Note: The Ellis Ferry was started by this writer's 3/g grandfather's Benjamin J Ellis and later he had two of his sons as partners - David Ross Ellis this writer's 2/g grandfather and father of Charles H. (2) Ellis. The following account is a fanciful fairy tale version of the truth, in a paper called ?Ellis Family History.?
- Dr. Ed Ellis
SOURCE: ELLIS FAMILY HISTORY
"Having no lands or houses, the brothers began a hustle to overcome their handicaps. They saved and bought land from the government, and soon secured deed for it, (practically all the land along both sides ofthe river south of MT. Sinai church, extending to the outskirts of Gaffney.) Fourteen acres of this land has never gone out of the Ellis Family, and another 25 acre tract was out for only a short time. It wassold and later bought back by S. A. Ellis (S.A. Ellis died June 12,1949) of Shelby.
Seeing the need for progress in travel and convenience, the brothers purchased seventy or eighty slaves, and supervised the construction ofa huge wooden bridge across Big Broad River. Commerce began, and before long there was brisk business between Shelby and Gaffney, the Ellis Bridge was on the most direct route possible. (Note: No record can be found of such a bridge. Anything this important that would link thetwo Carolinas would be big news. Dr. Ed Ellis.]
Things went smoothly for a time, but tragedy came before so very long. It was about this time that President Abraham Lincoln issued his Emancipation Proclamation and freed the slaves. They were gone, and with them the source of the Ellis labor. To top this blow, rain fell intorrents that year. Big Broad became a river twice its normal size, and the Ellis Bridge, which the slaves had built was washed asunder, and with no capital or labor to replace it, something had to be done.
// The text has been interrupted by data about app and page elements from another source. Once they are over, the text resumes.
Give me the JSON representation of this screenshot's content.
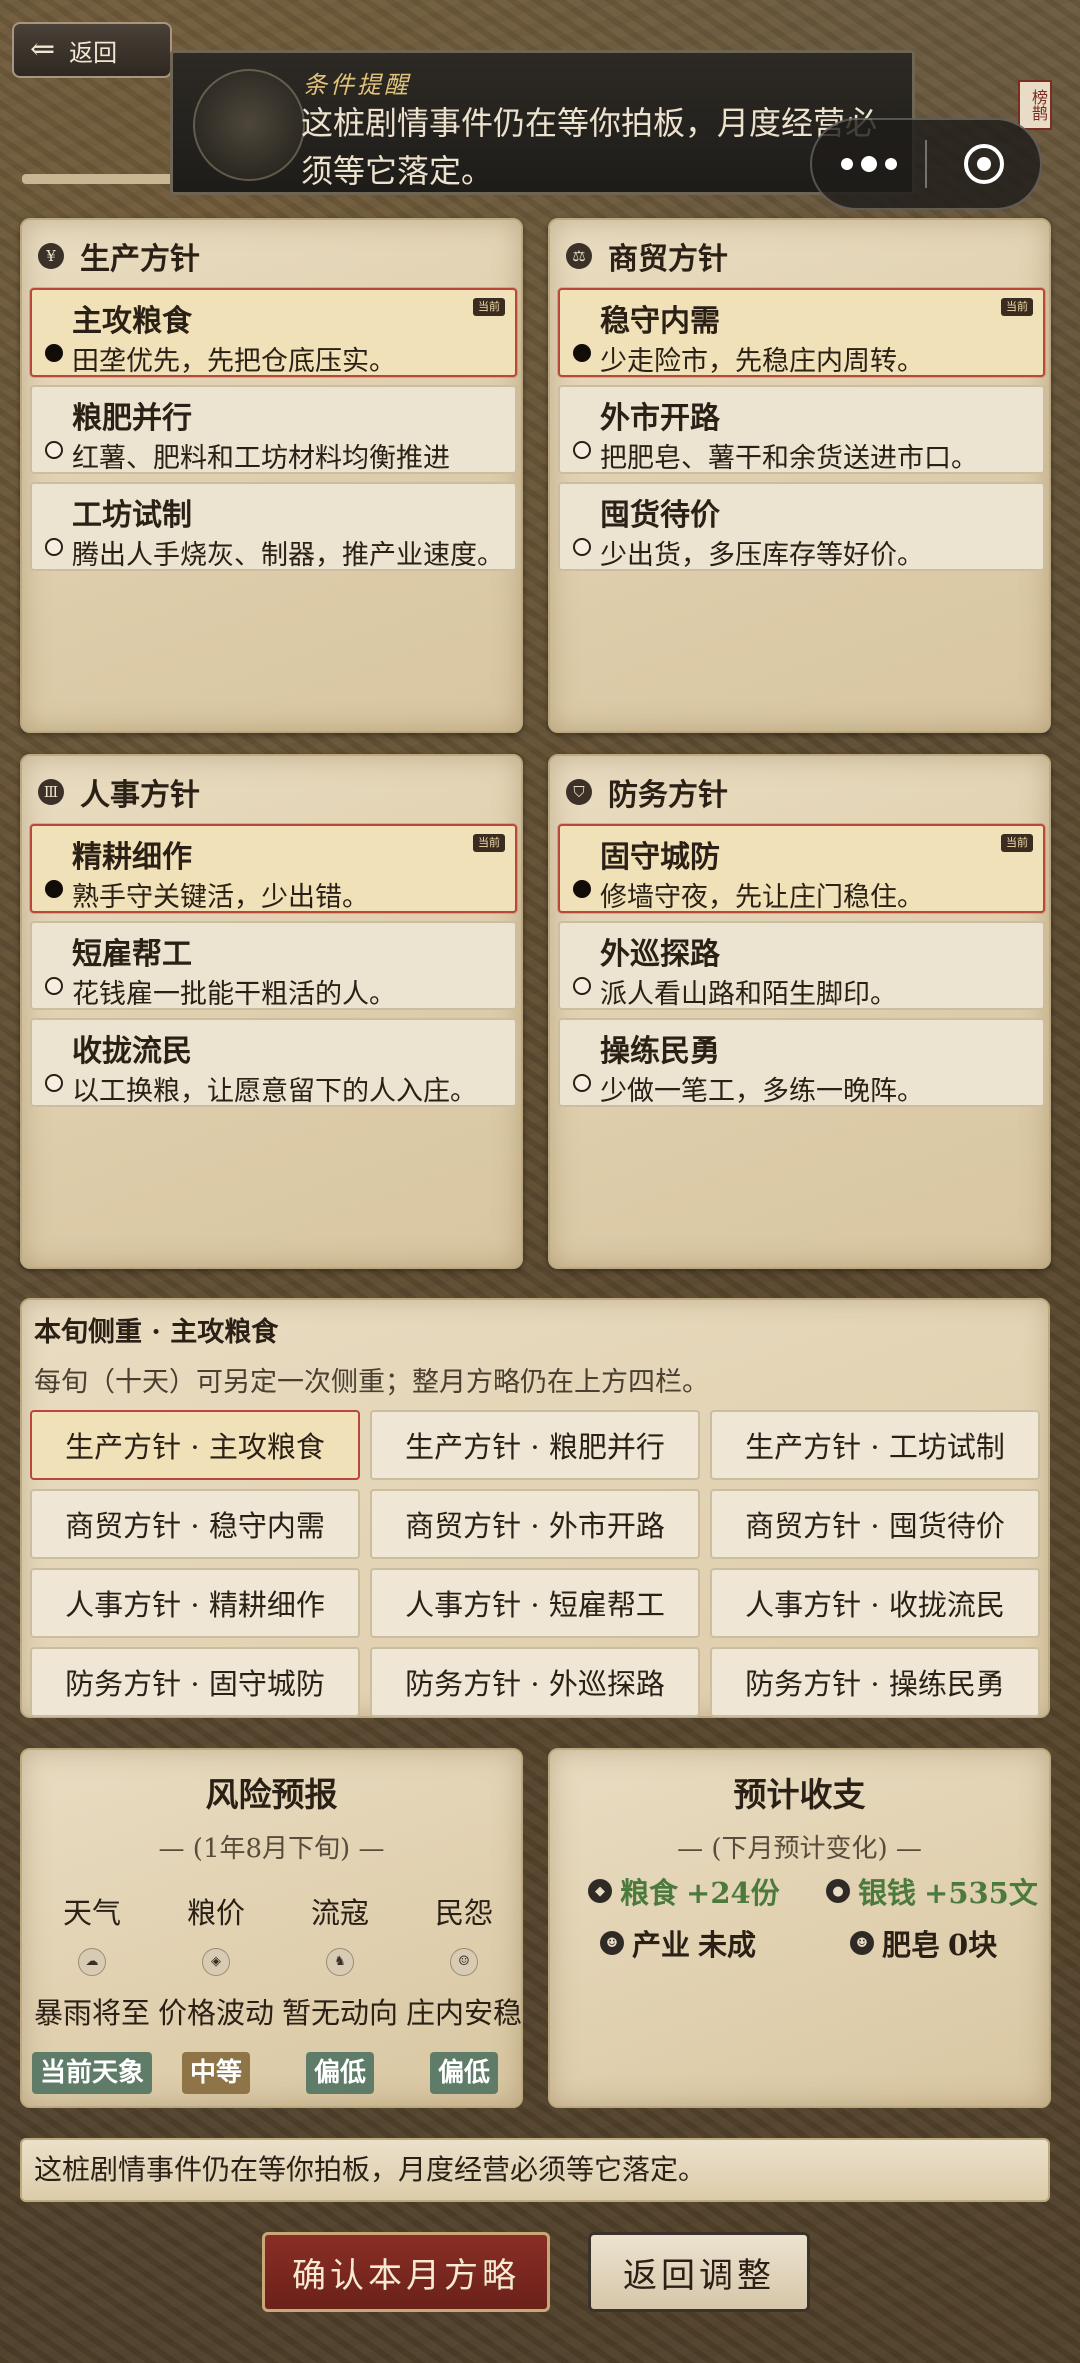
{
  "header": {
    "back_label": "返回",
    "toast_title": "条件提醒",
    "toast_text": "这桩剧情事件仍在等你拍板，月度经营必须等它落定。",
    "seal_text": "榜鹊"
  },
  "panels": [
    {
      "title": "生产方针",
      "icon": "grain-icon",
      "options": [
        {
          "name": "主攻粮食",
          "desc": "田垄优先，先把仓底压实。",
          "selected": true,
          "tag": "当前"
        },
        {
          "name": "粮肥并行",
          "desc": "红薯、肥料和工坊材料均衡推进",
          "selected": false
        },
        {
          "name": "工坊试制",
          "desc": "腾出人手烧灰、制器，推产业速度。",
          "selected": false
        }
      ]
    },
    {
      "title": "商贸方针",
      "icon": "scale-icon",
      "options": [
        {
          "name": "稳守内需",
          "desc": "少走险市，先稳庄内周转。",
          "selected": true,
          "tag": "当前"
        },
        {
          "name": "外市开路",
          "desc": "把肥皂、薯干和余货送进市口。",
          "selected": false
        },
        {
          "name": "囤货待价",
          "desc": "少出货，多压库存等好价。",
          "selected": false
        }
      ]
    },
    {
      "title": "人事方针",
      "icon": "people-icon",
      "options": [
        {
          "name": "精耕细作",
          "desc": "熟手守关键活，少出错。",
          "selected": true,
          "tag": "当前"
        },
        {
          "name": "短雇帮工",
          "desc": "花钱雇一批能干粗活的人。",
          "selected": false
        },
        {
          "name": "收拢流民",
          "desc": "以工换粮，让愿意留下的人入庄。",
          "selected": false
        }
      ]
    },
    {
      "title": "防务方针",
      "icon": "shield-icon",
      "options": [
        {
          "name": "固守城防",
          "desc": "修墙守夜，先让庄门稳住。",
          "selected": true,
          "tag": "当前"
        },
        {
          "name": "外巡探路",
          "desc": "派人看山路和陌生脚印。",
          "selected": false
        },
        {
          "name": "操练民勇",
          "desc": "少做一笔工，多练一晚阵。",
          "selected": false
        }
      ]
    }
  ],
  "focus": {
    "title": "本旬侧重 · 主攻粮食",
    "desc": "每旬（十天）可另定一次侧重；整月方略仍在上方四栏。",
    "options": [
      "生产方针 · 主攻粮食",
      "生产方针 · 粮肥并行",
      "生产方针 · 工坊试制",
      "商贸方针 · 稳守内需",
      "商贸方针 · 外市开路",
      "商贸方针 · 囤货待价",
      "人事方针 · 精耕细作",
      "人事方针 · 短雇帮工",
      "人事方针 · 收拢流民",
      "防务方针 · 固守城防",
      "防务方针 · 外巡探路",
      "防务方针 · 操练民勇"
    ],
    "selected_index": 0
  },
  "risk": {
    "title": "风险预报",
    "subtitle": "— (1年8月下旬) —",
    "items": [
      {
        "label": "天气",
        "icon": "cloud-icon",
        "value": "暴雨将至",
        "badge": "当前天象",
        "badge_color": "#5f7c68"
      },
      {
        "label": "粮价",
        "icon": "grain-bag-icon",
        "value": "价格波动",
        "badge": "中等",
        "badge_color": "#8e7446"
      },
      {
        "label": "流寇",
        "icon": "horse-rider-icon",
        "value": "暂无动向",
        "badge": "偏低",
        "badge_color": "#5f7c68"
      },
      {
        "label": "民怨",
        "icon": "face-icon",
        "value": "庄内安稳",
        "badge": "偏低",
        "badge_color": "#5f7c68"
      }
    ]
  },
  "budget": {
    "title": "预计收支",
    "subtitle": "— (下月预计变化) —",
    "food_label": "粮食",
    "food_value": "+24份",
    "silver_label": "银钱",
    "silver_value": "+535文",
    "industry_label": "产业",
    "industry_value": "未成",
    "soap_label": "肥皂",
    "soap_value": "0块"
  },
  "notice": "这桩剧情事件仍在等你拍板，月度经营必须等它落定。",
  "actions": {
    "confirm": "确认本月方略",
    "return": "返回调整"
  },
  "colors": {
    "selected_border": "#b9473a",
    "confirm_bg": "#7a2820",
    "positive": "#4c7a3d"
  }
}
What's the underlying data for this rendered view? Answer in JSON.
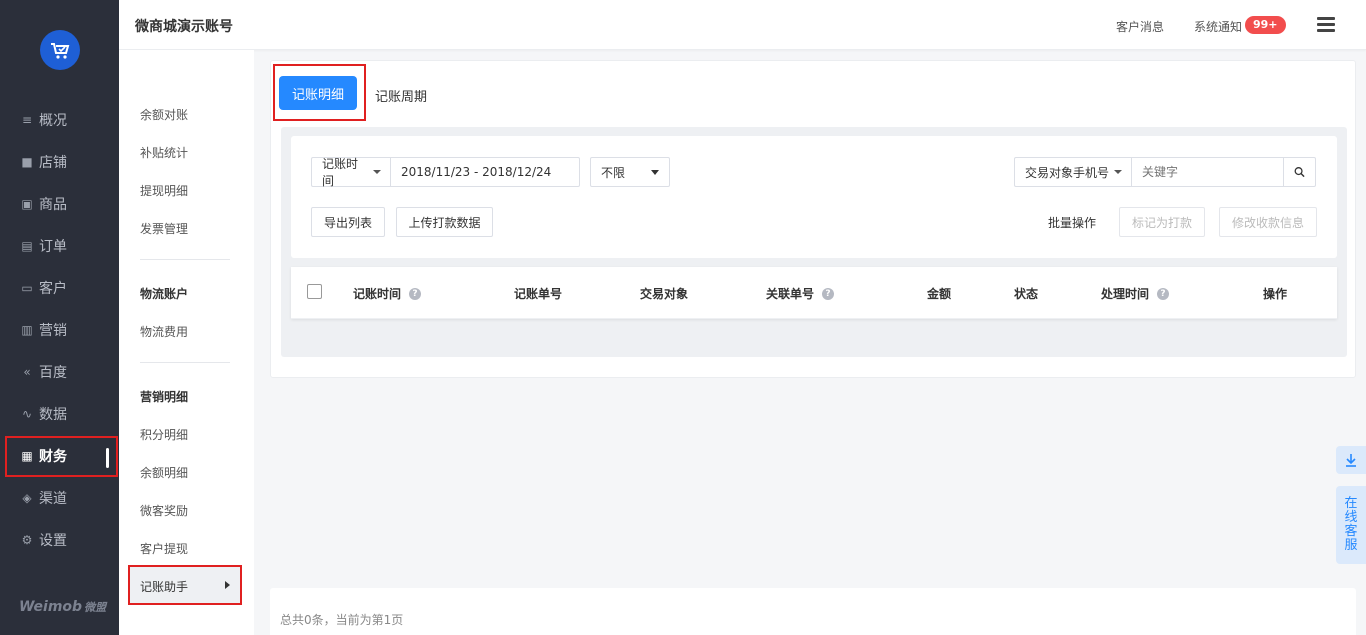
{
  "nav": {
    "items": [
      {
        "label": "概况",
        "icon": "overview-icon"
      },
      {
        "label": "店铺",
        "icon": "store-icon"
      },
      {
        "label": "商品",
        "icon": "goods-icon"
      },
      {
        "label": "订单",
        "icon": "order-icon"
      },
      {
        "label": "客户",
        "icon": "customer-icon"
      },
      {
        "label": "营销",
        "icon": "marketing-icon"
      },
      {
        "label": "百度",
        "icon": "baidu-icon"
      },
      {
        "label": "数据",
        "icon": "data-icon"
      },
      {
        "label": "财务",
        "icon": "finance-icon",
        "active": true
      },
      {
        "label": "渠道",
        "icon": "channel-icon"
      },
      {
        "label": "设置",
        "icon": "settings-icon"
      }
    ],
    "brand": "Weimob",
    "brand_cn": "微盟"
  },
  "header": {
    "title": "微商城演示账号",
    "customer_msg": "客户消息",
    "system_notice": "系统通知",
    "notice_badge": "99+"
  },
  "subnav": {
    "items": {
      "balance_check": "余额对账",
      "subsidy_stats": "补贴统计",
      "withdraw_detail": "提现明细",
      "invoice_mgmt": "发票管理",
      "logistics_head": "物流账户",
      "logistics_fee": "物流费用",
      "marketing_head": "营销明细",
      "points_detail": "积分明细",
      "balance_detail": "余额明细",
      "weike_reward": "微客奖励",
      "customer_withdraw": "客户提现",
      "bookkeeping_assistant": "记账助手"
    }
  },
  "main": {
    "tabs": {
      "active": "记账明细",
      "other": "记账周期"
    },
    "filters": {
      "time_type": "记账时间",
      "date_range": "2018/11/23 - 2018/12/24",
      "status_select": "不限",
      "search_field": "交易对象手机号",
      "search_placeholder": "关键字"
    },
    "actions": {
      "export": "导出列表",
      "upload": "上传打款数据",
      "batch_label": "批量操作",
      "mark_paid": "标记为打款",
      "edit_payee": "修改收款信息"
    },
    "table_headers": {
      "time": "记账时间",
      "number": "记账单号",
      "party": "交易对象",
      "related": "关联单号",
      "amount": "金额",
      "status": "状态",
      "process_time": "处理时间",
      "ops": "操作"
    }
  },
  "footer": {
    "summary": "总共0条，当前为第1页"
  },
  "floating": {
    "online_service": [
      "在",
      "线",
      "客",
      "服"
    ]
  },
  "colors": {
    "primary": "#2589ff",
    "nav_bg": "#2b2f3a",
    "highlight_border": "#e02020",
    "badge": "#f24d4d"
  }
}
A substitute for the bridge was found, a ferryboat, operated by Charles Ellis of the south side of the river, so trade went on. A Negro operated the ferry, and charged the sum of 25 cents for horse-drawn wagons, carriages and ox-carts, 10 cents for a horseback rider, and 5 cents for those choosing to walk. "Set me across" people would yell to the old Negro on the other side. ....Old persons in this community recall seeing great caravans of wagons at the ferry landing some filled with apples, others with cabbages and produce.
Sam Ellis (descendant of Charles Ellis) remembered the tales his father told him...such as, the way molasses was hauled from Columbia to Burr Town settlement. The southern colony built huge barrels and attached shafts to the ends. Mules were harnessed to the shafts and a slaveguided the animal. Thus the molasses was rolled to the Broad River people."
SOURCE: ELLIS FAMILY HISTORY-- Cleveland County Historical Society
Info taken from site of Dr. Ed Ellis
Nancy Turner Ellis (1809 - 1890)
Bolivar Cantrel Ellis (1829 - 1862)*
Luther Ellis (1832 - 1854)*
Mary Marsilla Ellis (1833 - 1847)*
Eady Amelia Ellis Brem (1835 - 1852)*
David Benjamin Franklin Ellis (1837 - 1919)*
Cynthia Louisa Ellis Borders (1839 - 1893)*
Elijah Ross Ellis (1846 - 1932)*
Pierre Logan Ellis (1849 - 1932)*
Dora Ellis Hopper (1852 - 1917)*
Buffalo Baptist Church Cemetery
South Carolina, USA
Created by: Zandalee
Record added: Nov 20, 2008
Find A Grave Memorial# 31568150
|Photos may be scaled.|
Click on image for full size.